Daily briefs of the top news stories impacting Christians around the world.
In today's edition:
- Al Qaeda Banding With 'Like-Minded' Groups in Africa to Heighten Attacks
- Arizona Governor Signs Bill to Allow Bible Classes in Public Schools
- Attacked Turkish Pastor Joins in Memorials for Slain Christians
- Christian Parliamentarian Receives Death Threats in Pakistan
Al Qaeda Banding With 'Like-Minded' Groups in Africa to Heighten Attacks
The Nigerian Islamist group Boko Haram had been sporadically attacking police stations and people for years, but exploded into violence in 2012 with suicide bombings, car bombs and coordinated assaults soon after al Qaeda began backing the Nigerian radicals. Now, Nigeria could be heading for a civil war as Boko Haram's attacks on Christians have grown increasingly frequent and violent in an attempt to implement sharia law and create an Islamic state in Africa's largest nation. According to USA Today, some experts say this is an emerging strategy by al Qaeda to convert local rebellions across Africa into a global terror front against the West -- a rising danger that many have yet to comprehend. "This new jihadist nexus in Africa" is now being seen in Somalia and Mali, where al Qaeda is banding with local Islamist groups -- such as Somalia's al Shabaab -- to heighten attacks, said Max Boot of the Council on Foreign Relations. Ultimately, says International Christian Concern, the groups are uniting in an aim to eliminate Christians from their countries.
Arizona Governor Signs Bill to Allow Bible Classes in Public Schools
Arizona Gov. Jan Brewer has signed into law a bill allowing the establishing of elective classes that focus on the Bible and its influence on Western civilization, the Christian Post reports. House Bill 2563, sponsored by state Rep. Terri Proud, passed the state Senate last Thursday 21 to 9 and was signed by Brewer on Tuesday. According to the bill, "a school district or charter school may offer an elective course pertaining to how the Bible has influenced Western culture for pupils in grades nine through 12. A teacher who instructs a course offered under this section in its appropriate historical context and in good faith shall be immune from civil liability and disciplinary action." The Bible class elective would teach students, among other things, the contents and history of the Old and New Testaments and their influence on "laws, history, government, literature, art, music, customs, morals, values and culture." Arizona is the sixth state to pass such a law, joining Georgia, Oklahoma, Tennessee, Texas and South Carolina.
Attacked Turkish Pastor Joins in Memorials for Slain Christians
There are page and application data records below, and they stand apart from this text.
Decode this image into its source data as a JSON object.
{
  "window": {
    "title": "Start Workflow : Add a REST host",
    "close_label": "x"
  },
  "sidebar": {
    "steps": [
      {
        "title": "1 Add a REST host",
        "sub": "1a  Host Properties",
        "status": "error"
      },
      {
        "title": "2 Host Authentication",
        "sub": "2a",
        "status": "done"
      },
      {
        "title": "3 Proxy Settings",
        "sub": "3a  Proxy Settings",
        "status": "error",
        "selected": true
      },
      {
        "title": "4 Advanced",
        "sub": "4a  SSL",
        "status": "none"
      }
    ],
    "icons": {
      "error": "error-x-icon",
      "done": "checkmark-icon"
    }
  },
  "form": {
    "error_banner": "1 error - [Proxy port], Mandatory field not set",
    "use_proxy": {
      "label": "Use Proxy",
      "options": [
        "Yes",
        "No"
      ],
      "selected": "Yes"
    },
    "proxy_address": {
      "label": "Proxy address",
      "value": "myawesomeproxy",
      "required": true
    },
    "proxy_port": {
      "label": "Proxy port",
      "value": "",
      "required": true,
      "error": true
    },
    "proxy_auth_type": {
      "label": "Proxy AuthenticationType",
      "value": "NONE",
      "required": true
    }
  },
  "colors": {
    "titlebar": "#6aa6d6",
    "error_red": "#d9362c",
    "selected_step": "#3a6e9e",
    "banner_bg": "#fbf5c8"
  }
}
After a memorial service for three Christians who were murdered in Malatya, Turkey five years ago, an Istanbul pastor who was attacked over Easter weekend said he had experienced hostility from Muslims nearly all his life, Compass Direct News reports. Semir Serkek, 58, said he personally knew the three Turkish converts to Christianity who were brutally murdered by five young men on April 18, 2007. "I looked at their fate with some envy, because they were young and I am old, but they left -- I have gone through many things," Serkek said. "But they were so young, so young." Serkek was alone at Grace Church on April 7 finishing preparations for Easter when four young men knocked on the door, demanded to enter and threatened to kill him if he didn't recite the Islamic testimony of faith. One of them kicked Serkek in the chest, casting him down the entrance steps to the ground. Serkek said he had known verbal abuse since childhood and especially since he began openly sharing his faith 35 years ago, but "this was the first time I was hit, so this was surprising and made me sad." This year, the U.S. Commission on International Religious Freedom recommended that Turkey -- home to about 4,500 Christian converts -- be designated a "Country of Particular Concern" for its long-term and systematic limitations on non-Muslim communities.
Christian Parliamentarian Receives Death Threats in Pakistan
Christian Pakistani parliament member Saleem Khursheed Khokhar, president of the All Pakistan Minorities Alliance in Sindh, has requested additional security after receiving death threats for speaking on behalf of the country's Christian community, the Pakistan Christian Post reports. In a security plea to the Interior Ministry of Pakistan, Khokhar wrote: "As you are aware, the important public officials and members of the provincial and national assemblies, even the provincial governors, are not safe and are victim of [Pakistan's] blasphemy law. Recently, the governor of Punjab, the Honorable Salman Taseer, was killed by one of the guard because he was favoring a Christian lady, namely Asia [Bibi], who has been sentenced to death on accusation of blasphemy of Prophet Muhammad." Khokhar went on to detail the threats to his life he received after speaking out for the rights of downtrodden Christians in Sindh, and requested that he be promptly given protection by the state.
Publication date: April 20, 2012